Posts Tagged ‘USA Baseball’

USABat Standard Adopted by Youth Baseball for 2018 Season

USA Baseball takes over bat-standard setting to preserve integrity of game

As the governing body of youth baseball, USA Baseball adopted a new bat standard for youth baseball ages 14 and under, effective January 1, 2018. USA Baseball assembled a bat study committee of leading scientists that conducted field and lab testing of bat performance to arrive at the new standard. The standard, known as USABat, has been adopted by its member organizations, including AABC, Babe Ruth/Ripkin, Dixie, Little League, and PONY. The purpose of the new wood-like standard is to protect the integrity of the game, not for safety reasons as “youth baseball continues to be one of the safest of all sports,” according to USA Baseball.

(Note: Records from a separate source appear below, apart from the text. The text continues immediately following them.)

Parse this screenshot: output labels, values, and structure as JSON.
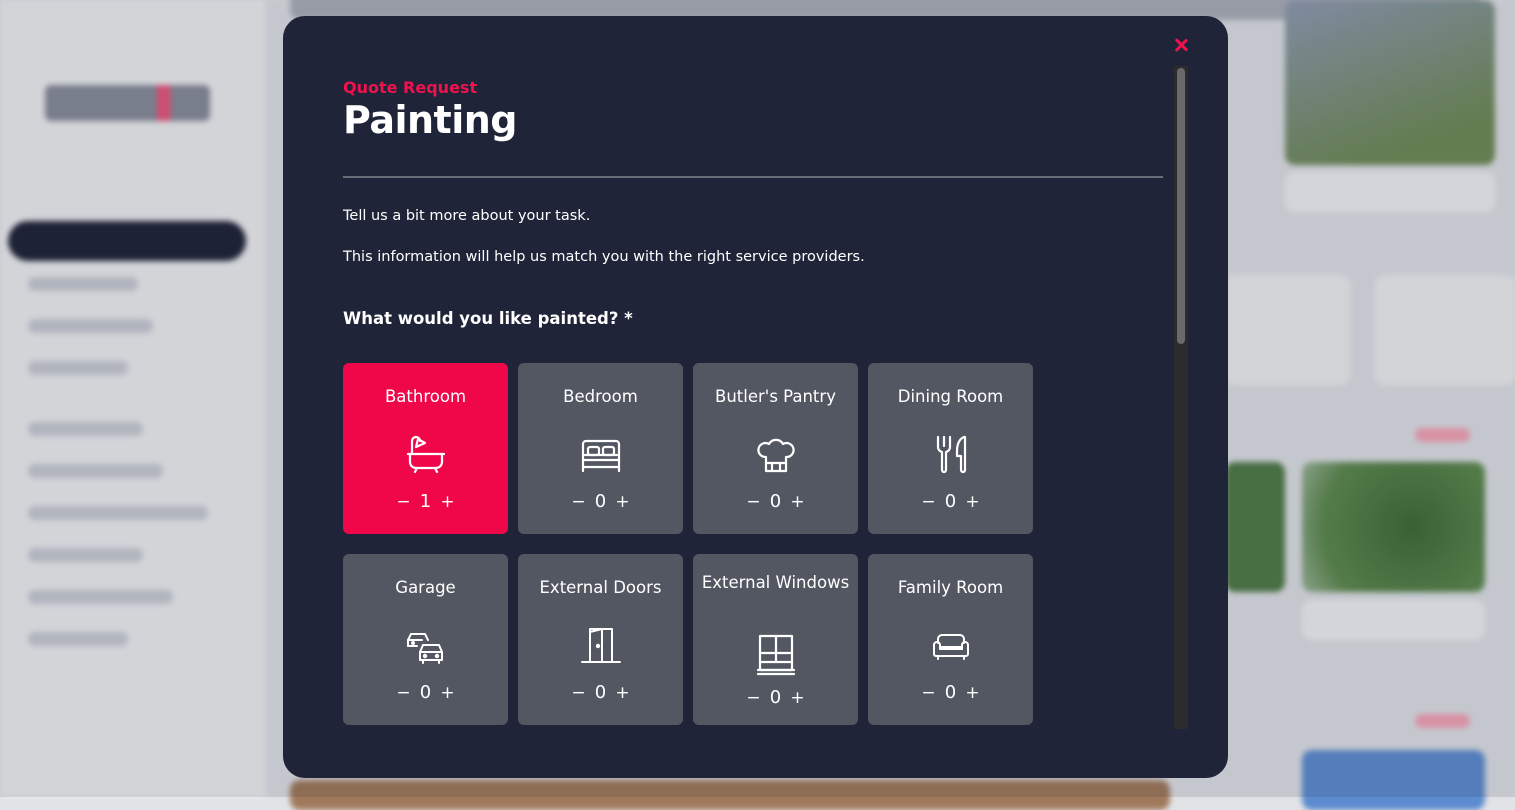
{
  "modal": {
    "eyebrow": "Quote Request",
    "title": "Painting",
    "intro1": "Tell us a bit more about your task.",
    "intro2": "This information will help us match you with the right service providers.",
    "question": "What would you like painted? *",
    "decrement": "−",
    "increment": "+",
    "options": [
      {
        "label": "Bathroom",
        "count": "1",
        "icon": "bathtub-icon",
        "selected": true
      },
      {
        "label": "Bedroom",
        "count": "0",
        "icon": "bed-icon",
        "selected": false
      },
      {
        "label": "Butler's Pantry",
        "count": "0",
        "icon": "chef-hat-icon",
        "selected": false
      },
      {
        "label": "Dining Room",
        "count": "0",
        "icon": "cutlery-icon",
        "selected": false
      },
      {
        "label": "Garage",
        "count": "0",
        "icon": "cars-icon",
        "selected": false
      },
      {
        "label": "External Doors",
        "count": "0",
        "icon": "door-icon",
        "selected": false
      },
      {
        "label": "External Windows",
        "count": "0",
        "icon": "window-icon",
        "selected": false
      },
      {
        "label": "Family Room",
        "count": "0",
        "icon": "sofa-icon",
        "selected": false
      }
    ]
  },
  "colors": {
    "accent": "#f0124c",
    "modal_bg": "#1f2438",
    "tile_bg": "#535762",
    "tile_selected": "#f0074a"
  }
}
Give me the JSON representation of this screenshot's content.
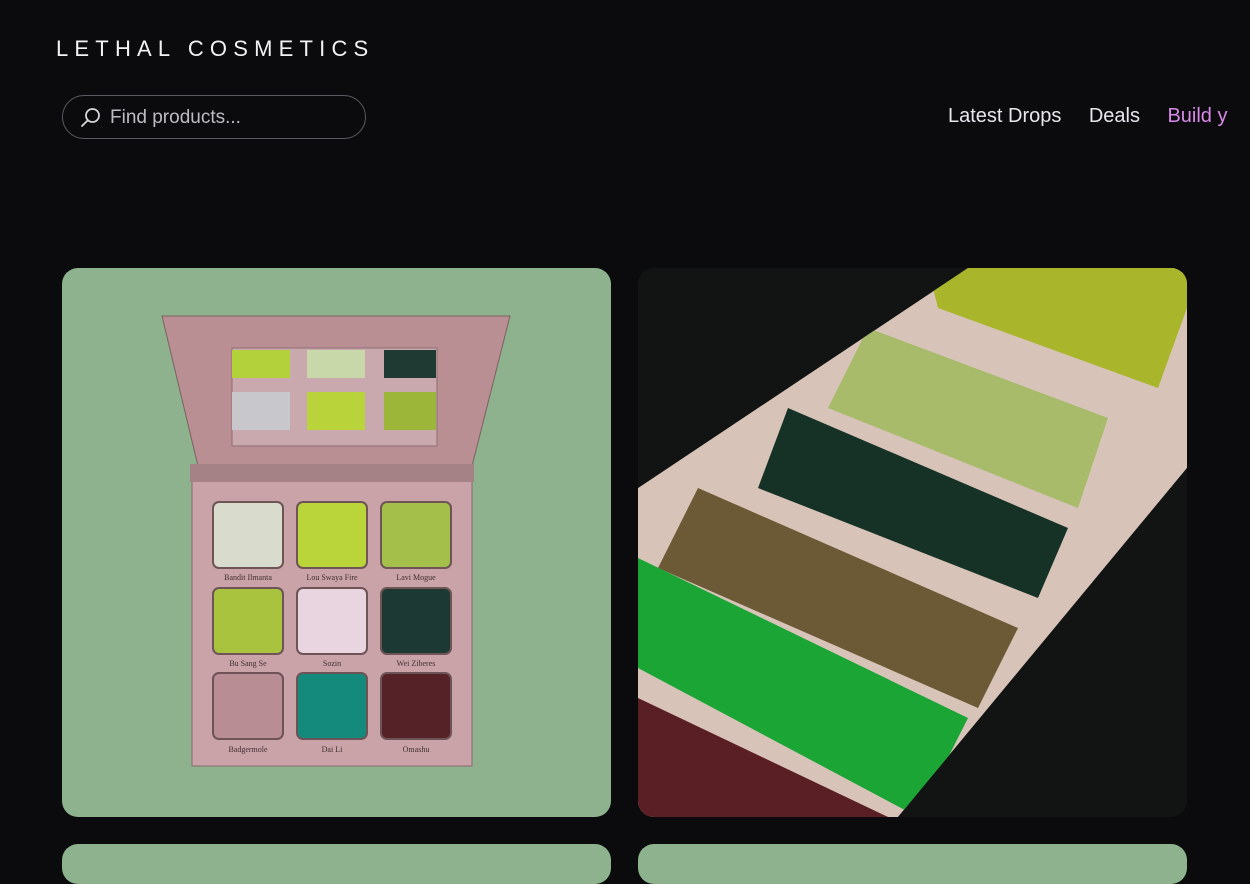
{
  "header": {
    "brand": "LETHAL COSMETICS",
    "search": {
      "placeholder": "Find products...",
      "value": ""
    },
    "nav": [
      {
        "label": "Latest Drops"
      },
      {
        "label": "Deals"
      },
      {
        "label": "Build y"
      }
    ]
  },
  "products": {
    "palette_card": {
      "shades": [
        "Bandit Ilmanta",
        "Lou Swaya Fire",
        "Lavi Mogue",
        "Bu Sang Se",
        "Sozin",
        "Wei Ziberes",
        "Badgermole",
        "Dai Li",
        "Omashu"
      ]
    }
  },
  "colors": {
    "background": "#0b0b0e",
    "accent": "#d98ae8",
    "card_green": "#8db28d"
  }
}
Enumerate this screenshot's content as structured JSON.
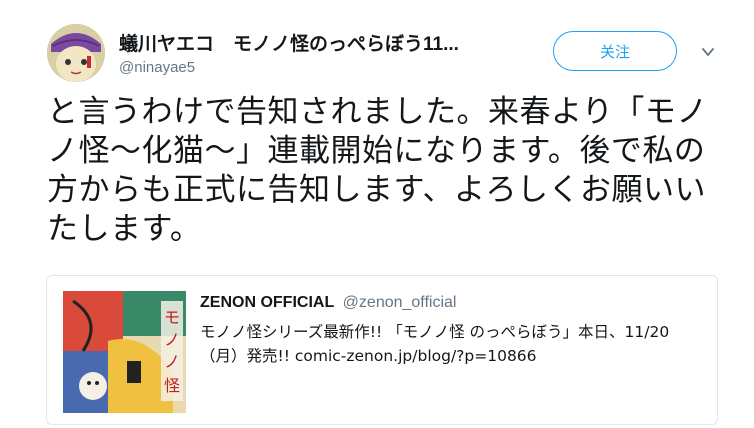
{
  "author": {
    "display_name": "蟻川ヤエコ　モノノ怪のっぺらぼう11...",
    "handle": "@ninayae5"
  },
  "follow_label": "关注",
  "tweet": {
    "text": "と言うわけで告知されました。来春より「モノノ怪〜化猫〜」連載開始になります。後で私の方からも正式に告知します、よろしくお願いいたします。"
  },
  "quote": {
    "author": "ZENON OFFICIAL",
    "handle": "@zenon_official",
    "text": "モノノ怪シリーズ最新作!! 「モノノ怪 のっぺらぼう」本日、11/20（月）発売!! comic-zenon.jp/blog/?p=10866",
    "image_title": "モノノ怪"
  },
  "colors": {
    "accent": "#1da1f2",
    "secondary_text": "#657786",
    "border": "#e1e8ed"
  },
  "icons": {
    "caret": "chevron-down-icon"
  }
}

NCAA and NFHS BBCOR standard comes to youth baseball

USABat will follow the lead of the NCAA and NFHS in adopting the BBCOR standard with some minor modifications to account for differences in balls, bat lengths and pitching speeds in the younger age groups. Recent advances in technology and materials now allow manufacturers to produce bats that can perform at the wood-like level for youth baseball through the entire range of lengths and weights.

What about the 2017 season?

The USABat stamp will replace the existing 1.15 BPF stamp that is currently displayed on approved youth bats. The 1.15 BPF stamp will continue to be used throughout the 2017 season. However, effective January 1, 2018, approved bats must bear the USABat stamp.

Additional points of interest:

  • The new standard will allow for bats to be made of the lightest weight materials since there will no longer be a drop-weight limit.
  • The new bats will not be available for purchase until Sept. 1, 2017.
  • The new standard will apply both to 2-1/4” bats as well as 2-5/8” bats.
  • USSSA will not adopt the new standard.

Personal observations

As a member of the USA Baseball Medical/Safety Advisory Committee, I was privileged to observe some of the meetings with the various scientists who conducted the lab and field tests of the new bats. It was amazing to see how these professionals applied physics to arrive at their conclusions. The leadership at USA Baseball did an outstanding job of managing this project.

New Studies on Curveballs in Youth Baseball

Research results fuel new debate

Parents and coaches of young baseball players know the drill: no curveballs. The edict is based on the potential for injuries in young pitchers due to the mechanics involved in delivering the pitch. But recent studies have fueled the debate as to whether risk of injury from throwing curveballs actually exists.

“For years, we told people that curveballs were bad. Then we set out to prove it. We did not prove curveballs are safe, but we could not prove they were dangerous,” said Glenn Fleisig, the research director of the American Sports Medicine Institute, who has conducted studies on breaking balls and young arms since 1996.

The force of throwing a curveball is no greater than for a fastball when the proper mechanics are employed. But many kids either don’t have proper mechanics, enough neuromuscular control, or are fatigued when throwing curveballs, according to James Andrews, an orthopedic surgeon and a founder of ASMI.

A study by the University of North Carolina was conducted on more than 1,300 pitchers aged 8 to college age. The study was commissioned by the Little League and USA Baseball leagues. The pitchers were observed over a five year period, annually assessing the number of innings pitched, types of pitches thrown, number of teams played for and any arm pain or injuries experienced.

“There was no association betwamateur baseball insuranceeen throwing curveballs and injuries or even arm pain,” said Johna Mihalik, author of the study.

Dr. Timothy Kremchek, an orthopedic surgeon and Cincinnati Reds’ physician, thinks Little League’s position is irresponsible.  It’s his opinion that Little League has an obligation to protect the young players but are instead are saying, “There’s no scientific evidence curveballs cause damage, so go ahead, kids, just keep throwing them.” Medical professionals who have to treat those players a few years later are pretty sure there is a cause and effect, according to Kremchek.

Others wonder if asking whether the curveball is safe is the wrong question and whether overdoing it is the problem. It’s been proven scientifically that too much throwing leads to injury, and sometimes serious injury.

In my opinion:

I’m on the USA Baseball Medical and Safety Committee with Glenn Fleisig. Based on the studies that I’ve seen, the quantity of pitches in a season is the number one predictor of elbow/shoulder pain in youth baseball.  As for curveballs, it’s important to give more weight to scientific research than anecdotal observations.  However, additional studies should be performed on the impact of proper techniques vs. improper technique when throwing curveballs.

The USA Baseball Medical and Safety Committee has a number of excellent articles on youth baseball safety.

John Sadler

Source: Bill Pennington, “Young Arms and Curveballs: A Scientific Twist,” 11 Mar. 2012